When Ruano Pascual sent the championship point long,
the sisters shrieked in unison. Then they jumped for joy and hugged. "I'm so excited, I can't even speak," said the 28-year-old Venus, who has already won seven doubles Grand Slam titles and a gold medal in Sydney alongside younger sister Serena.
The pair didn't enter the doubles competition in Athens four years ago because Serena was hurt at the time.
"To share this kind of moment with your sister," Venus said, "it never grows old."
It doesn't hurt when your sister is one of the best in the world.
"I don't know anyone out there who would get tired of playing with Venus Williams," said the 26-year-old Serena, who as a singles player is ranked eighth in the world, three spots behind No. 5 Venus.
Sunday's match pitted the second-seeded sisters, who also won the doubles title at Wimbledon and reached the singles final, against the seventh-seeded Spaniards, who are the reigning French Open doubles champions.
The Williamses never looked too taxed, racing through the match in 1 hour, 6 minutes.
Both sisters had pulled out of tournaments last month with knee injuries, but neither showed any sign of weakness. Together, they had six aces, including one that Serena whacked at 172 kph (107 mph) on a second serve.
The only tense moment came at 5-2 in the first set when the sisters squandered four set points before breaking Ruano Pascual's serve to win it.
"We were really focused from the first point. We really wanted to win," said Serena, whose trophy cabinet includes 30 singles titles, eight of them Grand Slams. "We feel like we've contributed to our country in a huge way. That's really what it's all about."
When the red carpet was rolled out on center court, the sisters climbed the medal podium together holding hands. A beaming Venus bobbed her head to the beat as "The Star-Spangled Banner" was played.
Both Venus and Serena were beaten in the quarterfinals of the singles tournament.
The bronze went to Yan Zi and Zheng Jie of China, who delivered the host country's only tennis medal by beating Alona and Kateryna Bondarenko of Ukraine 6-2, 6-2.
Zheng dedicated her win to the earthquake survivors to her native Sichuan province.

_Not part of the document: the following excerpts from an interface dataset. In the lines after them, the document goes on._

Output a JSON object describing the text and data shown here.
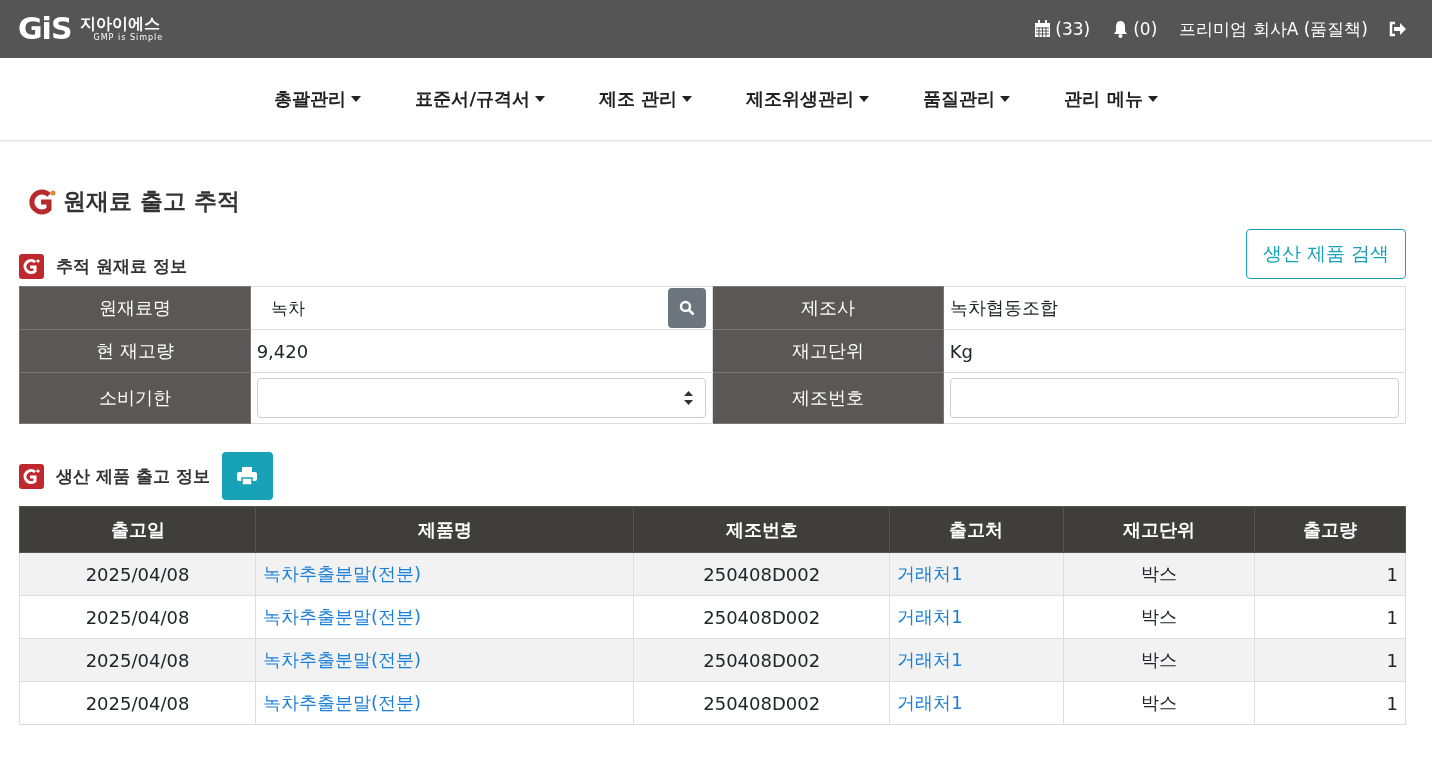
{
  "header": {
    "logo": "GiS",
    "brand": "지아이에스",
    "tagline": "GMP is Simple",
    "calendar_count": "(33)",
    "notification_count": "(0)",
    "user": "프리미엄 회사A (품질책)"
  },
  "nav": [
    {
      "label": "총괄관리"
    },
    {
      "label": "표준서/규격서"
    },
    {
      "label": "제조 관리"
    },
    {
      "label": "제조위생관리"
    },
    {
      "label": "품질관리"
    },
    {
      "label": "관리 메뉴"
    }
  ],
  "page_title": "원재료 출고 추적",
  "info_section": {
    "title": "추적 원재료 정보",
    "search_button": "생산 제품 검색",
    "fields": [
      {
        "label": "원재료명",
        "kind": "search",
        "value": "녹차"
      },
      {
        "label": "제조사",
        "kind": "text",
        "value": "녹차협동조합"
      },
      {
        "label": "현 재고량",
        "kind": "text",
        "value": "9,420"
      },
      {
        "label": "재고단위",
        "kind": "text",
        "value": "Kg"
      },
      {
        "label": "소비기한",
        "kind": "select"
      },
      {
        "label": "제조번호",
        "kind": "input"
      }
    ]
  },
  "output_section": {
    "title": "생산 제품 출고 정보",
    "table": {
      "columns": [
        {
          "label": "출고일",
          "kind": "text"
        },
        {
          "label": "제품명",
          "kind": "link"
        },
        {
          "label": "제조번호",
          "kind": "text"
        },
        {
          "label": "출고처",
          "kind": "link"
        },
        {
          "label": "재고단위",
          "kind": "text"
        },
        {
          "label": "출고량",
          "kind": "number"
        }
      ],
      "rows": [
        [
          "2025/04/08",
          "녹차추출분말(전분)",
          "250408D002",
          "거래처1",
          "박스",
          "1"
        ],
        [
          "2025/04/08",
          "녹차추출분말(전분)",
          "250408D002",
          "거래처1",
          "박스",
          "1"
        ],
        [
          "2025/04/08",
          "녹차추출분말(전분)",
          "250408D002",
          "거래처1",
          "박스",
          "1"
        ],
        [
          "2025/04/08",
          "녹차추출분말(전분)",
          "250408D002",
          "거래처1",
          "박스",
          "1"
        ]
      ]
    }
  }
}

The area was devastated by a May 12 earthquake that took nearly 70,000 lives and left more than 5 million people homeless.
"During the Olympic Games, we fought really hard and we want to show this Sichuan spirit - that we are brave," Zheng said.
It's the second tennis medal in Olympic history for China, which won gold in women's doubles in 2004.
The match was the third for the eighth-seeded Yan and Zheng in barely 36 hours. They won a quarterfinal match that ended at 3:35 a.m. Saturday.